There seems to be a renewed vigor towards approaching the problems of organizations with the right mindset in place. While there are always practices and frameworks that will guide people in their quest to become better at addressing these problems, nothing will ever beat people with the right mindset and work ethic to make good things happen. So, let’s see what it takes to embrace the right mindset in our Agile approach to be as successful as possible.
Principle Based Approach
Even from the very beginning of the Agile movement, there has always been a philosophy of how things get done. With the Agile Manifesto and its subsequent variants (Agile Marketing Manifesto for instance), the focus on values and principles is evident in everything that is done. When someone says what they value over something else, they are making a value-based decision. I love that those things discovered have been shared so abundantly to the point that I regularly mention even outside of software products that it is working solutions that I value over comprehensive documentation. In an effort to be more Agile in our approach, we have to remember what the primary measure of our success is and that we regularly take time to inspect our behaviors and make changes to improve on what we are doing. Those principles are just two of the many that can be leveraged to become more Agile. To this end, a story shared in a recent podcast titled “How Can We Be Agile” by Lee Henson emphasized this with two men involved in a contest to chop down the most trees in a specified period that were being used for lumber.
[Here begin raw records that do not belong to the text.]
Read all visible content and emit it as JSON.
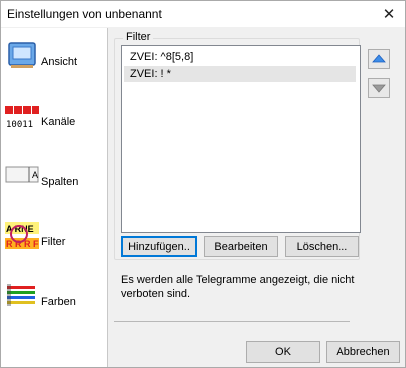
{
  "window": {
    "title": "Einstellungen von unbenannt"
  },
  "nav": {
    "items": [
      {
        "label": "Ansicht",
        "icon": "view-icon"
      },
      {
        "label": "Kanäle",
        "icon": "channels-icon",
        "icon_text": "10011"
      },
      {
        "label": "Spalten",
        "icon": "columns-icon",
        "icon_text": "A"
      },
      {
        "label": "Filter",
        "icon": "filter-icon",
        "icon_text_top": "A RNE",
        "icon_text_bottom": "R R R F"
      },
      {
        "label": "Farben",
        "icon": "colors-icon"
      }
    ]
  },
  "filter": {
    "legend": "Filter",
    "items": [
      "ZVEI: ^8[5,8]",
      "ZVEI: ! *"
    ],
    "selected_index": 1,
    "buttons": {
      "add": "Hinzufügen..",
      "edit": "Bearbeiten",
      "delete": "Löschen..."
    },
    "info": "Es werden alle Telegramme angezeigt, die nicht verboten sind."
  },
  "footer": {
    "ok": "OK",
    "cancel": "Abbrechen"
  },
  "colors": {
    "accent": "#0078d7",
    "arrow_up": "#3c8ce8",
    "arrow_down": "#9a9a9a"
  }
}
One man was significantly younger than the other and felt he had the clear advantage, especially when he kept seeing his competitor take a break every 30 minutes or so throughout the day. When the totals were tallied at the end of the day, the younger man was astonished at how much more his counterpart had finished than him. The secret was of course in the sharpening of his axe every 30 minutes or so to keep it performing at its best. Too often we forget to measure ourselves in short delivery cycles where we are completing a committed segment of work and then taking that time in between to refresh our approach (sharpen our axe) and get better at what we are doing. Whether we call it a retrospective or not doesn’t matter, but what does matter is that we truly inspect what we are doing and make adaptations to our efforts to get back on track or moving the direction towards the desired outcome for our customer. Take any of the 12 principles of Agile and in applying them that’s how improvements happen.